Originally from Buenos Aires, she’d been coming to Bariloche with her young family over many years and realised early on that the space and pace of life here suited her much better than in the capital, so she stayed. It reminded me of the decision my wife and I made to get out of London and head to Helsinki. We wanted to have a family and we wanted to have the time together to be able to be a family. A story she told me about the name she chose for her firstborn let’s you know a little about the kind of person that she is. It’s a native indian name and she was told by the powers-that-be that she could not use it and that there was no precedence for the name having been used before. Instead of accepting the decision, she contacted a professor of anthropology who specialised in indigenous argentine history. Together they put together a document that proved that the name had been in existence in Argentina for a lot longer than any of the hispano-american ones. She was allowed to use the name. This story not only says a lot about her, but also a lot about the prevalent attitude to the indigenous culture here, the little of it that remains.
I was also fortunate that another fellow photographer, Eliezer Gonzalez, from Córdoba in Argentina, was spending a few days at the same AirBnb. We talked a lot, about life in general and photography in particular. I still have the links to his recommendations on using ‘lab mode’ and ‘frequency separation’ in Photoshop; all I need to do now is implement them into my own retouching skill-set. We got on so well that he invited me to come and stay with him if and when I passed through Córdoba. You’ll find from a later post that I took him up on that and experienced my first ‘asado’, a barbecue that is just as much about the social hanging out as it is about the amazing varieties of meat on the grill. Good wine, good conversation, good food – the simple pleasures of life.

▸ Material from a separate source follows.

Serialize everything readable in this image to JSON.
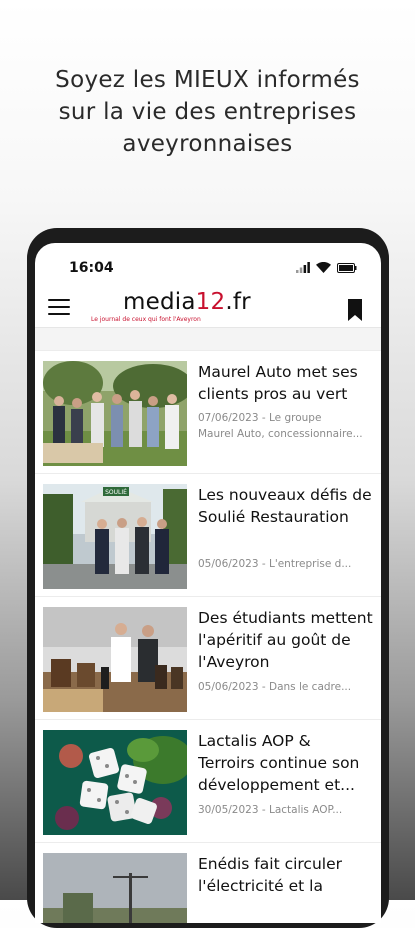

Back in Bariloche, I have to admit that I did very little, resting up as much as possible. I had arranged to go horse riding but there was some last minute confusion about the dates and the opportunity slipped away. Instead I rented a bike and did the ‘Circuito Chico’, a 25km route which takes you through some magnificent scenery, with a few gradients, but manageable. I picked up some food in a corner store early on and ate by the side of one of the lakes half way round. It is a special part of the world and it makes me think that the kind of travelling I am doing here in South America is a little disrespectful to what is around me. Rushing from one place to another, experiencing these amazing sites like it was some kind of a ‘fast-food’ frenzy, definitely fills you up but it all goes by so quickly that there is very little time for it to leave a deeper impression. I understand that this trip is different for me because I spent my childhood in South America and am trying to fit in as much as possible between Buenos Aires, the city of my birth, and Lima, the city of my early years, but there’s a price you pay that equates to the speed, distance and time you spend travelling. I’m still looking for the equation that will give me the right balance.